• [Study material]
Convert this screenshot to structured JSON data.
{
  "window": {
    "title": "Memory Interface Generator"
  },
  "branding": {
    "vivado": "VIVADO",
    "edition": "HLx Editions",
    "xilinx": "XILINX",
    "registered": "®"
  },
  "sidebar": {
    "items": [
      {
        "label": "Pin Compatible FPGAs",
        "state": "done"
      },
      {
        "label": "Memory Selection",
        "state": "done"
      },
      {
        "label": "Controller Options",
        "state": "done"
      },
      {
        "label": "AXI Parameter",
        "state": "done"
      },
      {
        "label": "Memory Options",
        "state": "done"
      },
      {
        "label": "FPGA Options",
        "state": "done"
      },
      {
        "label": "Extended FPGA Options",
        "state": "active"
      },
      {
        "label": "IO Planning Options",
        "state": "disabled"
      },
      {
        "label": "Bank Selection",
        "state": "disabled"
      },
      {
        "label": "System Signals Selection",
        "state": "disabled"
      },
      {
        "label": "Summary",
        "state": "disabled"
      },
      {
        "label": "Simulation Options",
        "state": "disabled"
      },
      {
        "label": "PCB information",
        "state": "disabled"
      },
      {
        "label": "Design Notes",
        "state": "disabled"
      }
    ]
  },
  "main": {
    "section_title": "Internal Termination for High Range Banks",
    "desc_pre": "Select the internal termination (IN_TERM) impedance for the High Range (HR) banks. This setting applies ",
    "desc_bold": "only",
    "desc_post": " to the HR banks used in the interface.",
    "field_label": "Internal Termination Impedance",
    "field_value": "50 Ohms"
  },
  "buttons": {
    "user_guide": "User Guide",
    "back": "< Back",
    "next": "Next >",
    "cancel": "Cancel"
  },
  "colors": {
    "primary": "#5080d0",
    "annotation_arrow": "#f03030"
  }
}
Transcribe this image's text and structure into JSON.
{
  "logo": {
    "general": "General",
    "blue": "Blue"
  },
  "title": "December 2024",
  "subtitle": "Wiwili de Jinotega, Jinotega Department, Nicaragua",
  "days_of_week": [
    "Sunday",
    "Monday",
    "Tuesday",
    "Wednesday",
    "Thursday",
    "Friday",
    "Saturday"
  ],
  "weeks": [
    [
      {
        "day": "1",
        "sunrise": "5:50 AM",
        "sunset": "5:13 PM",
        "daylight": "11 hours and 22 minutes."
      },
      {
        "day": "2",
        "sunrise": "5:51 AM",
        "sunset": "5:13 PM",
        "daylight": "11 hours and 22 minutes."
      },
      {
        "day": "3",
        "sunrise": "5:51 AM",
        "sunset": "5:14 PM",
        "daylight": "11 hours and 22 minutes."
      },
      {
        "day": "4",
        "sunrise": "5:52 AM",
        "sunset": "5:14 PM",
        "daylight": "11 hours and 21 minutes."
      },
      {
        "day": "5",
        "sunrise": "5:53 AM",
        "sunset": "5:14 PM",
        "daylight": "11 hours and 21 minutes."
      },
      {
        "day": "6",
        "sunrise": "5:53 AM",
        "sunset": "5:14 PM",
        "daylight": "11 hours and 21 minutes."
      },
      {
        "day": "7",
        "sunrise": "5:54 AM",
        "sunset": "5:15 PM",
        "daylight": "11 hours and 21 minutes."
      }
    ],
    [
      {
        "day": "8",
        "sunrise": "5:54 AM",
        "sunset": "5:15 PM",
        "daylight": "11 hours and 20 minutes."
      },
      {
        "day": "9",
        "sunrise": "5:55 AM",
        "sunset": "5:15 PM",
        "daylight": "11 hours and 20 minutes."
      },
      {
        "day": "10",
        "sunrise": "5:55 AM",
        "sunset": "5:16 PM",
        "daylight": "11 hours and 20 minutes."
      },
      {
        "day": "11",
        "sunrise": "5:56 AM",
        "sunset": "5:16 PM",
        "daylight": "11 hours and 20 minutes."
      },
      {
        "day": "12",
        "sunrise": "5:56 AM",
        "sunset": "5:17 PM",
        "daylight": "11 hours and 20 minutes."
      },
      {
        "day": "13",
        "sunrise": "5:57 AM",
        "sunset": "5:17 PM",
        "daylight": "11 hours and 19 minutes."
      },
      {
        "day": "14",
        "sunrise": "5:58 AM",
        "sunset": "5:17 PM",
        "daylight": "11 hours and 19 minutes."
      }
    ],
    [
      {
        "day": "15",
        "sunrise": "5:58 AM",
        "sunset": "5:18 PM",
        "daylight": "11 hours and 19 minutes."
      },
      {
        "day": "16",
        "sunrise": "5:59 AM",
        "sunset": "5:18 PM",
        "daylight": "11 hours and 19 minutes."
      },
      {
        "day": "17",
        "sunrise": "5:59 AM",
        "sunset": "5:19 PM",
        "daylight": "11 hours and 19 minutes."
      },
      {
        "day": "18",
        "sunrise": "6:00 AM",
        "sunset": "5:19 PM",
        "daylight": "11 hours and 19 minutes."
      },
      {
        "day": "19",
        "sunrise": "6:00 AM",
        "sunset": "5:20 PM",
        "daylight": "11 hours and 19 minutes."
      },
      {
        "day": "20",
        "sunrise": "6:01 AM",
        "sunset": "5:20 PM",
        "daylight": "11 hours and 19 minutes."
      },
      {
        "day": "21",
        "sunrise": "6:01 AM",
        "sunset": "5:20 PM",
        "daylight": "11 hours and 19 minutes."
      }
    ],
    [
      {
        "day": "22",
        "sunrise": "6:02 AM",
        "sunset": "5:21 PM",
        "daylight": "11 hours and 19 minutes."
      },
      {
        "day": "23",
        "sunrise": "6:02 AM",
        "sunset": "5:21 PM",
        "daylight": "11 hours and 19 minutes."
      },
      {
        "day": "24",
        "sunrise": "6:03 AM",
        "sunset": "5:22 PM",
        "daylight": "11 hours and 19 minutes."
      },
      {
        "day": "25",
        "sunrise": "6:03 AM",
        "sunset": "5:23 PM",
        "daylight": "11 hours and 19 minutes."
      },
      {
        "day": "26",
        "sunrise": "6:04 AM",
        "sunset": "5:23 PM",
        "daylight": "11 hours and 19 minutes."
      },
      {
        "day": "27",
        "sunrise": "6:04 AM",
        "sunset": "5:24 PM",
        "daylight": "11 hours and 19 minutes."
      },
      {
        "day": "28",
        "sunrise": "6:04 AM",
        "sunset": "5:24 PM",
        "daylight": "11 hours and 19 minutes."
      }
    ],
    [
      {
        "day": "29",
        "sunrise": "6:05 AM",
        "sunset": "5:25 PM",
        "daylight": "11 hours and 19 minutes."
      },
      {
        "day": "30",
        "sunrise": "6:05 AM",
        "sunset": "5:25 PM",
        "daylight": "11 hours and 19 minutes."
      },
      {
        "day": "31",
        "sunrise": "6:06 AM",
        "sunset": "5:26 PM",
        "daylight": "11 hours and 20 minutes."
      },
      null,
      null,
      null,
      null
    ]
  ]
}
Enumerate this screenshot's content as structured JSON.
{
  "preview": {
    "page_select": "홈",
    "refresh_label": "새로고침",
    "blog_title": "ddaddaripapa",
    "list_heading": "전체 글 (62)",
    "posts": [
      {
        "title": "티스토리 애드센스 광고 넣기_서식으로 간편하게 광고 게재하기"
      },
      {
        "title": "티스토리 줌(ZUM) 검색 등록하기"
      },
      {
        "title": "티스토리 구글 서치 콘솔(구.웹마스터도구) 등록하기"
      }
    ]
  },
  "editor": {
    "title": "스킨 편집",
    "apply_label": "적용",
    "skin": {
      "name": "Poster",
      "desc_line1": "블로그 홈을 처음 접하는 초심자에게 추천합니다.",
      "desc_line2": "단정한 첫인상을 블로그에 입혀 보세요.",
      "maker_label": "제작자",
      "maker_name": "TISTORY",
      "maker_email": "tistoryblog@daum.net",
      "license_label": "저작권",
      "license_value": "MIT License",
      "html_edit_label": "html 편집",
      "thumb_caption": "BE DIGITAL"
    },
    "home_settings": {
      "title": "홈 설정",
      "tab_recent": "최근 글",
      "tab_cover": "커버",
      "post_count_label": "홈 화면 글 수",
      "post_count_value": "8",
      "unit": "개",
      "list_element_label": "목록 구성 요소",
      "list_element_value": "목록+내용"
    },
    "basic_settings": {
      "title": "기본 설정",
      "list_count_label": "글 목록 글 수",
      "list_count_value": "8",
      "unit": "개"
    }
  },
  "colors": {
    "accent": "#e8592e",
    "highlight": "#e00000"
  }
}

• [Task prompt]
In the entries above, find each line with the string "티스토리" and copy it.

• [Solved exercise]
        "title": "티스토리 애드센스 광고 넣기_서식으로 간편하게 광고 게재하기"
        "title": "티스토리 줌(ZUM) 검색 등록하기"
        "title": "티스토리 구글 서치 콘솔(구.웹마스터도구) 등록하기"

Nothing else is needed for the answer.